Sydney Lea, Vermont's Outgoing Poet Laureate, Reflects On His Tenure

April is National Poetry Month, and poetry enthusiasts around Vermont have embraced the occasion with readings and new publications. This April, nominations are open for Vermont's next poet laureate, which gives an appointed poet a chance to spread the word about poetry. 

Vermont's current laureate, Sydney Lea of Newbury, has spent his time promoting the literary form at libraries around the state. He'll retire from the position in a few months, when the next poet laureate takes the helm.
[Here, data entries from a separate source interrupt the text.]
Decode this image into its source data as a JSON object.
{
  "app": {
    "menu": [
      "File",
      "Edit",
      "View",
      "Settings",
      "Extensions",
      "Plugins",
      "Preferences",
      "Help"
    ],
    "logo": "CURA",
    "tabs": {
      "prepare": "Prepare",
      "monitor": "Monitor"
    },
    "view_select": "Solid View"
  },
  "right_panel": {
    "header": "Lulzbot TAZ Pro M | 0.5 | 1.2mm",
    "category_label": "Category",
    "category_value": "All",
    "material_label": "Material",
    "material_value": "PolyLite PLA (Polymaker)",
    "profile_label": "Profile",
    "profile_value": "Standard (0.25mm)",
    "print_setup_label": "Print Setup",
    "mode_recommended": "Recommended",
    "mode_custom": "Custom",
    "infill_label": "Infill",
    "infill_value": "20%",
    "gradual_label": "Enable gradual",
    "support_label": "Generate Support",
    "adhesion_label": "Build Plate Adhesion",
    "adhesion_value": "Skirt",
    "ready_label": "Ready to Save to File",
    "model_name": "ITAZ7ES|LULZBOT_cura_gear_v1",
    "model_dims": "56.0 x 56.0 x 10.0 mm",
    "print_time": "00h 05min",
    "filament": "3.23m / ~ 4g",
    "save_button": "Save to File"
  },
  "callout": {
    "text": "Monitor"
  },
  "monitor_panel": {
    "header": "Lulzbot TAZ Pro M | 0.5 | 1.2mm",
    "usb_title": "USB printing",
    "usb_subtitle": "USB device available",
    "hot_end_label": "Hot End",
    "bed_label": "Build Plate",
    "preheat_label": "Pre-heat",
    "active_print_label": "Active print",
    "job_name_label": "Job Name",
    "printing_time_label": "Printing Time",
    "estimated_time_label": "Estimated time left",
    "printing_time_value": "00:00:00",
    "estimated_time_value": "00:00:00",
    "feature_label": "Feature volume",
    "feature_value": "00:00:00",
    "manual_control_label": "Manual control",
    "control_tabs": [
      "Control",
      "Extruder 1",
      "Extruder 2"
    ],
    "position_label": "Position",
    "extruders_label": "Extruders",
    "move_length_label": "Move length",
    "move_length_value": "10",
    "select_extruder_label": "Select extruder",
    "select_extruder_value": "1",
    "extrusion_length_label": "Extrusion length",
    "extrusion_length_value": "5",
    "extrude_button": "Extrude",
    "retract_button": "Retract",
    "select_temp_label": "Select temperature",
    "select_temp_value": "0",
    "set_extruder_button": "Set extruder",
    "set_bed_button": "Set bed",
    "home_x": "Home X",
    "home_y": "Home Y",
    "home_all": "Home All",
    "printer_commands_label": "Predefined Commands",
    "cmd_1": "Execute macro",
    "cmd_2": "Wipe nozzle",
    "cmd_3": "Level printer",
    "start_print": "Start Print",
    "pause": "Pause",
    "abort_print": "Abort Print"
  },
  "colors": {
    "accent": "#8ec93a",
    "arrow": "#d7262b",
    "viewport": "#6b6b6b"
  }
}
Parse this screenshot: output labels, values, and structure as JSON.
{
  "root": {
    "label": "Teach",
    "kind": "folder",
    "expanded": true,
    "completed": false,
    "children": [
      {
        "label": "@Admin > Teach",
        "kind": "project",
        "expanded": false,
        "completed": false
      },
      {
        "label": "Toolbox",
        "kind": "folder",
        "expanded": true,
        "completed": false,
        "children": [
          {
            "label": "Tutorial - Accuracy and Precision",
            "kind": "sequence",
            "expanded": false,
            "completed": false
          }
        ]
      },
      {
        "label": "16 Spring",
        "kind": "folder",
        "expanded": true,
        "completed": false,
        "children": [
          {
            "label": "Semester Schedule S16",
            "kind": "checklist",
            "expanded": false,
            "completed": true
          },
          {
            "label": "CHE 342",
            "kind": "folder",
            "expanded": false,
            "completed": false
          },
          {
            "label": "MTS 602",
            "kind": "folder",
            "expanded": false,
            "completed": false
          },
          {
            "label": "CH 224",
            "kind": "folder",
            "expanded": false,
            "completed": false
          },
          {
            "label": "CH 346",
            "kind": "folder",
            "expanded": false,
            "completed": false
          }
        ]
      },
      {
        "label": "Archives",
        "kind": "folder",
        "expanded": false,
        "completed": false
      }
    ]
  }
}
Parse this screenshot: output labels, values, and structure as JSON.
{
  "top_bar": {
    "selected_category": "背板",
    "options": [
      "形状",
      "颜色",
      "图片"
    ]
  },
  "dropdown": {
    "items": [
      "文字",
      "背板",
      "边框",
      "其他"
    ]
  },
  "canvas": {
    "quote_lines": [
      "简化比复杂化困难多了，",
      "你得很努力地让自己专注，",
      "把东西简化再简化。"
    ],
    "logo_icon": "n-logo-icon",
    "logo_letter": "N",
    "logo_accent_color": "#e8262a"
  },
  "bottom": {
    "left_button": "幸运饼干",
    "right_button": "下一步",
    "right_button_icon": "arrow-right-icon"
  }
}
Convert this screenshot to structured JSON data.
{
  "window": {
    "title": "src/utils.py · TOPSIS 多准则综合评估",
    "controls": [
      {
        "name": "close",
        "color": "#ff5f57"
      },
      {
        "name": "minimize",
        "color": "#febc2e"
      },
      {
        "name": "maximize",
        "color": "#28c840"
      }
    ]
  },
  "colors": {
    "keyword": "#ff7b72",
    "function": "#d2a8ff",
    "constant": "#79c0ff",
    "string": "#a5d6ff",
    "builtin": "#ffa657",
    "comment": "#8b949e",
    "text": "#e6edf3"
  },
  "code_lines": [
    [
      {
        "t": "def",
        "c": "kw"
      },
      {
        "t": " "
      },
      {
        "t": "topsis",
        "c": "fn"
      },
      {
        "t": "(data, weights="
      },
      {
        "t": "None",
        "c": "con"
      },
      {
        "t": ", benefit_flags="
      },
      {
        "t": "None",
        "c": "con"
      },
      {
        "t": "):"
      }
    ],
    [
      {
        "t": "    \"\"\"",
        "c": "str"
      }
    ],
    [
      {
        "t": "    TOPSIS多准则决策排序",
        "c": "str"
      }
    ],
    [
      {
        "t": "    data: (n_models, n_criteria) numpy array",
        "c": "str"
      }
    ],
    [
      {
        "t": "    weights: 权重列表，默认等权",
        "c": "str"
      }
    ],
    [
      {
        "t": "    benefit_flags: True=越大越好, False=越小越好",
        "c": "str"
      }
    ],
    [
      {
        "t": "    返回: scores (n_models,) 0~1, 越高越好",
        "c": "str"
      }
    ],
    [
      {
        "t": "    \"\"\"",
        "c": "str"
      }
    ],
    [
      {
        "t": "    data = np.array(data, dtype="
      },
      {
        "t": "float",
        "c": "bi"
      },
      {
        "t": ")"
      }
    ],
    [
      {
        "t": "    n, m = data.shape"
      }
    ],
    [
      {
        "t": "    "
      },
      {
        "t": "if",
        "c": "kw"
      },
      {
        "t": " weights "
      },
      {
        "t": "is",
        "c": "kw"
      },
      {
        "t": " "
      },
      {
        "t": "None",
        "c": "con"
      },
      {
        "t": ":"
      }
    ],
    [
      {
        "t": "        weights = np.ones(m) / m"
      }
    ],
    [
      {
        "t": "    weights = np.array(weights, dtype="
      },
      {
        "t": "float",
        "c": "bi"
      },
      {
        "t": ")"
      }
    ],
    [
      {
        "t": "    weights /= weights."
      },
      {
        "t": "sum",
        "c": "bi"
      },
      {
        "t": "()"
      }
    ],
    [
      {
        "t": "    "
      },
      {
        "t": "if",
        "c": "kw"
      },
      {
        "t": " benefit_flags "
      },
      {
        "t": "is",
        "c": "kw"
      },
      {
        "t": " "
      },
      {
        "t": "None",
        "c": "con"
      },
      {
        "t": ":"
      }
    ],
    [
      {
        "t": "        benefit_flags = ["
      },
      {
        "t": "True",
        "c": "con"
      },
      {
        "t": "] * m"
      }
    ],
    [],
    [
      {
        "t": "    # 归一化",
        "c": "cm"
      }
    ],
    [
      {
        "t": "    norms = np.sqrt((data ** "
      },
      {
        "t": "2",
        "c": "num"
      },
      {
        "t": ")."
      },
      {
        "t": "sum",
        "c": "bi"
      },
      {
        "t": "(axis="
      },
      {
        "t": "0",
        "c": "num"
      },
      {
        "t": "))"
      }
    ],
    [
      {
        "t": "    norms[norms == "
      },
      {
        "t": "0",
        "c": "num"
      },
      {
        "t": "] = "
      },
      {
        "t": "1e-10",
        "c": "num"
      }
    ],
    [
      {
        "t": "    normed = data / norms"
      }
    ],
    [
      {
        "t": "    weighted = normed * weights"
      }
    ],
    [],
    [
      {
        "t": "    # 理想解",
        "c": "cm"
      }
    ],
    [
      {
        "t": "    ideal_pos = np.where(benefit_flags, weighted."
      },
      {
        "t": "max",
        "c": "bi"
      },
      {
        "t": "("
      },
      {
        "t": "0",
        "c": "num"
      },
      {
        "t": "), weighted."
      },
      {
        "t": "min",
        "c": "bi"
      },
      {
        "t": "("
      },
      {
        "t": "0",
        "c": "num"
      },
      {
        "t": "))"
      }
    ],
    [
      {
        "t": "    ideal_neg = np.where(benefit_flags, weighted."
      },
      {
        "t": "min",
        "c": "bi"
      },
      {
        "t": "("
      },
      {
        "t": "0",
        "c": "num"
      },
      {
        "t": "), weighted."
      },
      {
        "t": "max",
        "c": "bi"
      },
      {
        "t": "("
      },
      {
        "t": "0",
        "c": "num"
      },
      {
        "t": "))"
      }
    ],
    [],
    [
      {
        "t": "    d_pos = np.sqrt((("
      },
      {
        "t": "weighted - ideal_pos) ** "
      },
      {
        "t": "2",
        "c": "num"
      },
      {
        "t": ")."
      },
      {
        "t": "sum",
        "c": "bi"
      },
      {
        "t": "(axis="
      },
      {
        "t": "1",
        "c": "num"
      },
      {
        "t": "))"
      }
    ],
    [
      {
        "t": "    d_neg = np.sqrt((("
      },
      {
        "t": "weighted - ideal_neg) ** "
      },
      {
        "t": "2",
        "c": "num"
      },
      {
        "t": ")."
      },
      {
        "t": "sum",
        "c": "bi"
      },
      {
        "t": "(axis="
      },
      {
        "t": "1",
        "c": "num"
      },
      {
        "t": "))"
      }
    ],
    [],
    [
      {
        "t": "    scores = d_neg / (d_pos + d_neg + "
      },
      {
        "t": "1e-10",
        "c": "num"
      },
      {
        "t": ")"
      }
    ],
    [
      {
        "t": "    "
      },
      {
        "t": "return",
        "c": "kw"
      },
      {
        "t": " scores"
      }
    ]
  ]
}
“I’ve really liked it a lot,” says Lea. “You know, traveling to community libraries. Every visit has been a treat and a novelty in some unanticipated way each time, so I’ve really had a good time in this position and hope that I may have carried the torch for poetry a little bit.” Lea says that even though many may view poetry as “nutty and incomprehensible,” he’s tried to wave the banner for another kind of poetry, that of Ellen Bryant Voigt, another former Vermont poet laureate, and B.H. Fairchild. “Poems that people can actually understand and I think be moved by,” explains Lea.

When he started as poet laureate, Lea had a goal to visit all of the libraries in the state. “I fell short of that mission, although I did visit over 100 of them,” says Lea. “A certain number, I suppose, were not interested. But those who were interested always managed to bring reasonable crowds, even in the smallest of towns, and always seemed to have people on hand who were genuinely curious and interested … [Vermont] is a great place with a lot of great people in it.”

"So many of us are discouraged by the way we're taught poetry. We're only supposed to look at it as a vehicle for deeper meanings ... and that takes a little bit of the play, the artfulness and the mystery out of poetry." - Sydney Lea, Vermont's poet laureate

At his official appearances as poet laureate, Lea says he likes to talk about poetry, read both his own work and the work of others and then speak to what he thinks poetry could accomplish. “Also to de-mystify it a little bit,” he says. “So many of us are discouraged by the way we’re taught poetry. We’re only supposed to look at it as a vehicle for deeper meanings … and that takes a little bit of the play, the artfulness and the mystery out of poetry. I always loved what the great Robert Frost used to say: ‘If you’re looking for a message, call Western Union.’”

Although Lea is a veteran of academia, he thinks the notion that poetry that isn’t difficult has somehow been dumbed-down is “nonsense ... If anybody thinks that Frost was a simple-minded poet, they just haven’t read him very carefully,” he says.

"I keep really being energized by my conversations with the people at the libraries, I find that somehow or another their curiosity and sometimes even their confusion seems oddly generative to me."

In the few months remaining of his time as laureate, Lea says he has five more libraries to visit and will continue writing columns for various publications throughout the state. “I keep really being energized by my conversations with the people at the libraries, I find that somehow or another their curiosity and sometimes even their confusion seems oddly generative to me. It seems to make me want to write more and more accessibly. There is a way in which being poet laureate profoundly affected my life,” he says.

But, Lea adds, his life has also stayed mostly the same. He’s still a poet, a doting parent and now a doting grandparent five times over. “There is always plenty to do and the rest of life goes on,” he says. At 72, Lea has been asked to be on the board to help choose Vermont’s next poet laureate.

Lea’s advice to his successor? “I would hope, not necessarily following in my footsteps with the libraries, that the next poet laureate would seek venues which are not conventional … I hope they will keep that notion alive that to be the state poet means that you’re talking to as wide a sampling of Vermont citizenry as you’re able to manage, whatever your strategy may be,” he says.

Learn more about the nomination process for the next poet laureate here.